TASK REQUIREMENTS
Only lines containing "Solutions" are wanted from the data below. Copy those lines.

╭─ RECORDS SUPPLIED

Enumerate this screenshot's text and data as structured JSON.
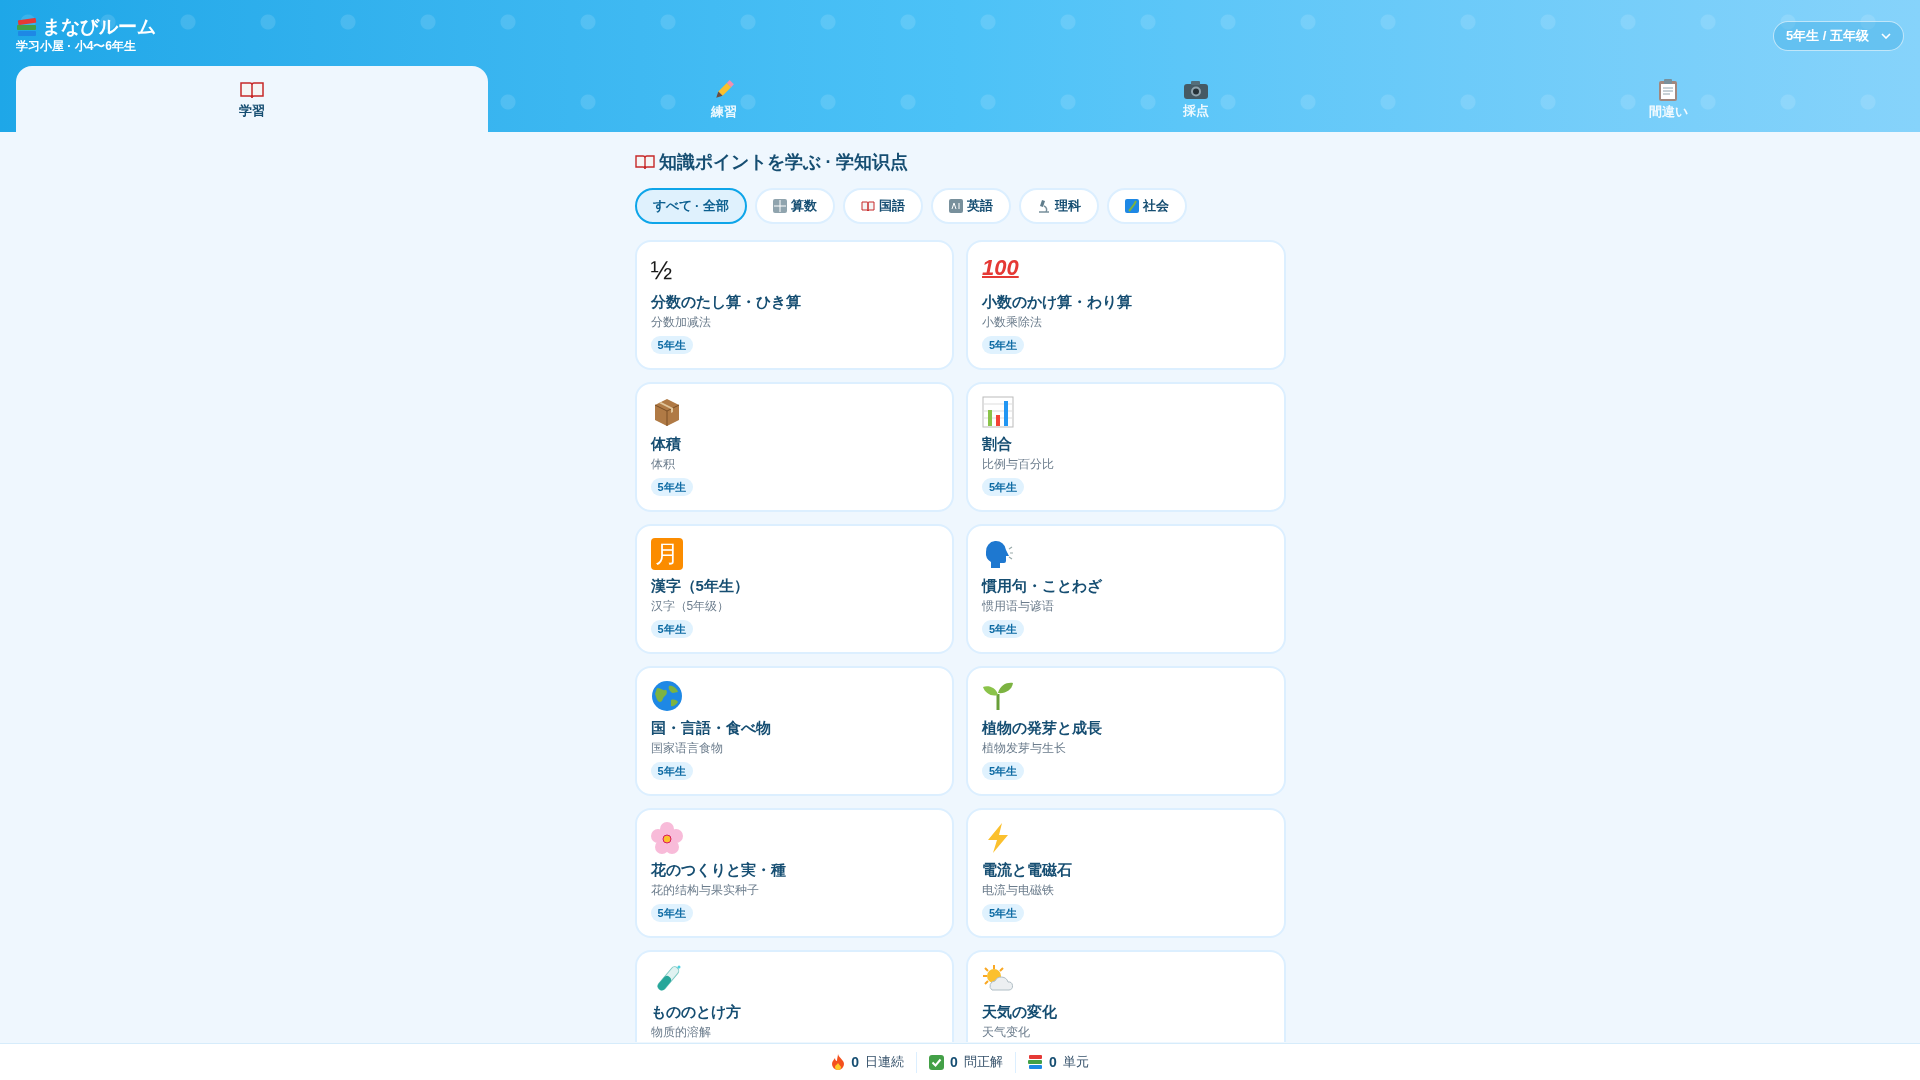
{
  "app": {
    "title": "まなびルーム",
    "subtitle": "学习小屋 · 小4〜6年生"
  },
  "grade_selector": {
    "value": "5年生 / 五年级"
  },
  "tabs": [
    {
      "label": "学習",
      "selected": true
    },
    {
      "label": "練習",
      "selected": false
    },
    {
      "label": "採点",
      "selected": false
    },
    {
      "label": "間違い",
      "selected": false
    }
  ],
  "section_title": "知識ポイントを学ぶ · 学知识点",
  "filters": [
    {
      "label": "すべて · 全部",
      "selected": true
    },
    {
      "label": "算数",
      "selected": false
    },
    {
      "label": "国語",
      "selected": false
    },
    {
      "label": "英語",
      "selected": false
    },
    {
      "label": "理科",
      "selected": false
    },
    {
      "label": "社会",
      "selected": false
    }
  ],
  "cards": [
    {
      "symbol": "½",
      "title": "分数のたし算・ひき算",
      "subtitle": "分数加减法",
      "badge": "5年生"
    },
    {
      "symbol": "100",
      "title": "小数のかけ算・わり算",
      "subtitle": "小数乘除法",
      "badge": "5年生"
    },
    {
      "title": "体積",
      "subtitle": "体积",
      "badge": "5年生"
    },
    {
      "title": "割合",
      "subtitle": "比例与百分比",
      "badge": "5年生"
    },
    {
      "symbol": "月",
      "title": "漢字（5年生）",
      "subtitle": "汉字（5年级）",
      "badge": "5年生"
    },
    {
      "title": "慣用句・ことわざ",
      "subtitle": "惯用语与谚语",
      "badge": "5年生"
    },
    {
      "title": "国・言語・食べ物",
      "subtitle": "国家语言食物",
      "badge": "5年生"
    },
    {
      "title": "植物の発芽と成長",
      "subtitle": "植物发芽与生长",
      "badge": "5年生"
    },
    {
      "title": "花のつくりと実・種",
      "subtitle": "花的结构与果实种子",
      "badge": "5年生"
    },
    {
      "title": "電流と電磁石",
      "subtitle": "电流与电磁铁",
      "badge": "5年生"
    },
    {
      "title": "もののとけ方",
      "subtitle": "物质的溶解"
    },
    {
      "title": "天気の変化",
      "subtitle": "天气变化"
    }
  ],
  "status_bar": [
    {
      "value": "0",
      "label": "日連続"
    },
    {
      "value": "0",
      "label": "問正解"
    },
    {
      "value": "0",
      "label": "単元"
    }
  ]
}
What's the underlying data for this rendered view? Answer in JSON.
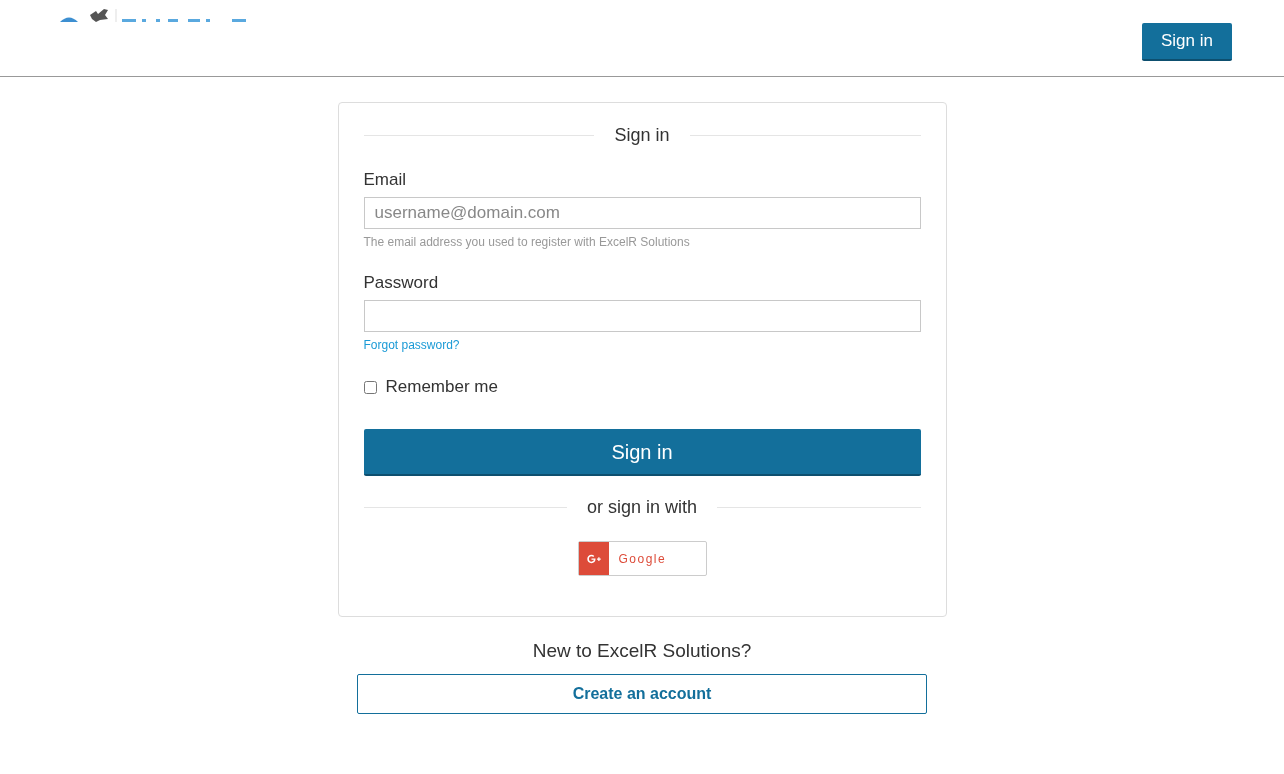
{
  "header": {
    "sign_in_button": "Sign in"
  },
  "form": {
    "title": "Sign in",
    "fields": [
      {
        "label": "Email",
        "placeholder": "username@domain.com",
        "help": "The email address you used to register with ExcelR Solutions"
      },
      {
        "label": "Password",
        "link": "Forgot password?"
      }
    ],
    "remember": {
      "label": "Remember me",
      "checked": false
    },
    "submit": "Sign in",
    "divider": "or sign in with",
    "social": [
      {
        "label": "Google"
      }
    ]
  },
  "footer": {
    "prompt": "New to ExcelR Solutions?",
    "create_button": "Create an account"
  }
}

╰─

EXERCISE RESPONSE
        "help": "The email address you used to register with ExcelR Solutions"
    "prompt": "New to ExcelR Solutions?",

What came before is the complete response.